[DATA EXTRACT Boundary: Start]
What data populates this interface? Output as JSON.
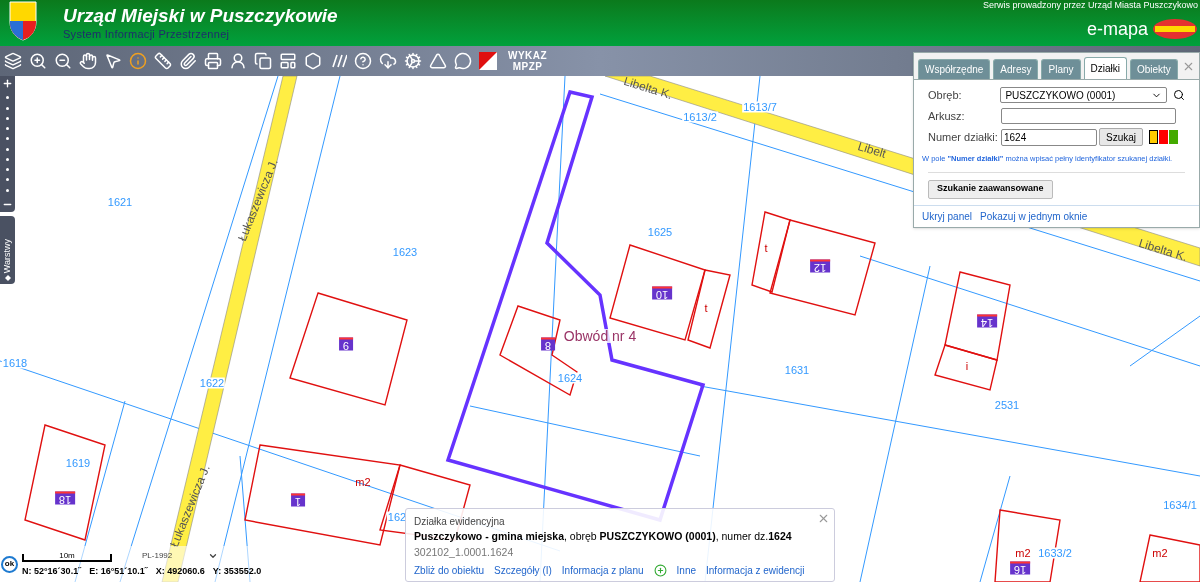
{
  "header": {
    "title": "Urząd Miejski w Puszczykowie",
    "subtitle": "System Informacji Przestrzennej",
    "service_note": "Serwis prowadzony przez Urząd Miasta Puszczykowo",
    "brand": "e-mapa"
  },
  "toolbar": {
    "list_button": [
      "WYKAZ",
      "MPZP"
    ]
  },
  "layers_tab": {
    "label": "Warstwy"
  },
  "map": {
    "labels": [
      {
        "text": "1621",
        "kind": "parcel"
      },
      {
        "text": "1623",
        "kind": "parcel"
      },
      {
        "text": "1625",
        "kind": "parcel"
      },
      {
        "text": "1613/2",
        "kind": "parcel"
      },
      {
        "text": "1613/7",
        "kind": "parcel"
      },
      {
        "text": "1618",
        "kind": "parcel"
      },
      {
        "text": "1622",
        "kind": "parcel"
      },
      {
        "text": "1624",
        "kind": "parcel"
      },
      {
        "text": "1631",
        "kind": "parcel"
      },
      {
        "text": "2531",
        "kind": "parcel"
      },
      {
        "text": "1619",
        "kind": "parcel"
      },
      {
        "text": "162",
        "kind": "parcel"
      },
      {
        "text": "1634/1",
        "kind": "parcel"
      },
      {
        "text": "1633/2",
        "kind": "parcel"
      },
      {
        "text": "Obwód nr 4",
        "kind": "district"
      },
      {
        "text": "Łukaszewicza J.",
        "kind": "street"
      },
      {
        "text": "Łukaszewicza J.",
        "kind": "street"
      },
      {
        "text": "Libelta K.",
        "kind": "street"
      },
      {
        "text": "Libelt",
        "kind": "street"
      },
      {
        "text": "Libelta K.",
        "kind": "street"
      },
      {
        "text": "9",
        "kind": "building"
      },
      {
        "text": "8",
        "kind": "building"
      },
      {
        "text": "10",
        "kind": "building"
      },
      {
        "text": "12",
        "kind": "building"
      },
      {
        "text": "14",
        "kind": "building"
      },
      {
        "text": "18",
        "kind": "building"
      },
      {
        "text": "1",
        "kind": "building"
      },
      {
        "text": "16",
        "kind": "building"
      },
      {
        "text": "t",
        "kind": "use"
      },
      {
        "text": "t",
        "kind": "use"
      },
      {
        "text": "i",
        "kind": "use"
      },
      {
        "text": "m2",
        "kind": "use"
      },
      {
        "text": "m2",
        "kind": "use"
      },
      {
        "text": "m2",
        "kind": "use"
      }
    ]
  },
  "panel": {
    "tabs": [
      {
        "label": "Współrzędne",
        "selected": false
      },
      {
        "label": "Adresy",
        "selected": false
      },
      {
        "label": "Plany",
        "selected": false
      },
      {
        "label": "Działki",
        "selected": true
      },
      {
        "label": "Obiekty",
        "selected": false
      }
    ],
    "precinct": {
      "label": "Obręb:",
      "value": "PUSZCZYKOWO (0001)"
    },
    "sheet": {
      "label": "Arkusz:"
    },
    "parcel_number": {
      "label": "Numer działki:",
      "value": "1624"
    },
    "search_button": "Szukaj",
    "colors": [
      {
        "color": "#ffcc00",
        "selected": true
      },
      {
        "color": "#ff0000",
        "selected": false
      },
      {
        "color": "#44aa00",
        "selected": false
      }
    ],
    "hint": "W pole **\"Numer działki\"** można wpisać pełny identyfikator szukanej działki.",
    "advanced_button": "Szukanie zaawansowane",
    "links": [
      "Ukryj panel",
      "Pokazuj w jednym oknie"
    ]
  },
  "popup": {
    "title": "Działka ewidencyjna",
    "description": "**Puszczykowo - gmina miejska**, obręb **PUSZCZYKOWO (0001)**, numer dz.**1624**",
    "identifier": "302102_1.0001.1624",
    "links": [
      {
        "label": "Zbliż do obiektu",
        "kind": "link"
      },
      {
        "label": "Szczegóły (I)",
        "kind": "link"
      },
      {
        "label": "Informacja z planu",
        "kind": "link"
      },
      {
        "label": "Inne",
        "kind": "more"
      },
      {
        "label": "Informacja z ewidencji",
        "kind": "link"
      }
    ]
  },
  "status_bar": {
    "ok_button": "ok",
    "scale": "10m",
    "projection": "PL-1992",
    "coords": [
      "N: 52°16´30.1˝",
      "E: 16°51´10.1˝",
      "X: 492060.6",
      "Y: 353552.0"
    ]
  }
}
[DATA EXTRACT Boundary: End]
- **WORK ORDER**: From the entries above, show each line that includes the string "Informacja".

- **RESULT OF THE EXERCISE**:
        "label": "Informacja z planu",
        "label": "Informacja z ewidencji",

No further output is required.